Publication Type: Peer Reviewed Journal
Publication Acceptance Date: 9/5/2004
Publication Date: 10/16/2004
Citation: Trebbi, D., McGrath, J.M. 2004. Fluorometric sucrose evaluation for sugar beet. Journal of Agricultural and Food Chemistry. 52(23):6862-6867.

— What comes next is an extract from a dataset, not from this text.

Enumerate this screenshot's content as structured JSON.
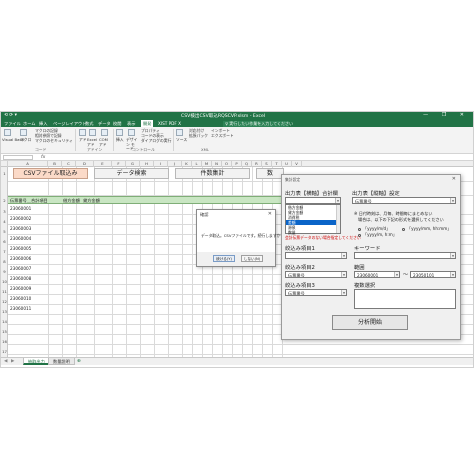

Interpretive Summary: Sucrose is the primary economic product from sugar beet. Measurement of sucrose in beets is currently a laborious and time consuming process, which hinders rapid evaluation of sugar beet roots for their sucrose content. A technique called EFA was developed that will allow more efficient sucrose content determinations. EFA uses well known enzymatic chemistry in a miniaturized format of microtiter plates with a highly sensitive fluorescent detection chemistry to determine sucrose content in dry sugar beet root tissue. The accuracy of EFA was shown to be comparable to the gold standard of High Performance Liquid Chromatography. Breeders and agriculturalists now have a new highly sensitive method to examine sucrose content in sugar beet roots that can be accomplished more rapidly and with greater precision than current methods. The method is applicable to dried root tissues from sugar beet roots of any age, and scientists will now be able to use the method to follow sucrose accumulation during plant development as well as examine the inheritance of sucrose content as a proportion of root dry matter.

Technical Abstract: Sucrose is the economic product from sugar beet. Disease resistance is often available in low sucrose genotypes and, prior to deploying such novel genes as available into the cultivated spectrum, selection for increased sucrose content is required during introgression. The objective of this work was to evaluate a relatively rapid and inexpensive enzymatic-fluorometric microtiter plate assay for sucrose quantification in sugar beet root dry matter, both for progeny testing in the greenhouse and evaluation of field-grown mother roots. As determined using HPLC, sucrose content in diverse populations of sugar and table beet assayed over various developmental stages ranged from 0.213 to 2.416 mmol g-1 dry matter, and these values were used as references for both refractometry and enzymatic-fluorometric assay. As expected, refractometric analysis generally overestimated sucrose content. Enzymatic-fluorometric analyses were reasonably well correlated with HPLC results for young greenhouse-grown root tissues (R2 = 0.976), and less so with older field-grown roots (R2 = 0.605), for unknown reasons. Enzymatic-fluorometric assays may be best deployed for progeny testing young seedlings.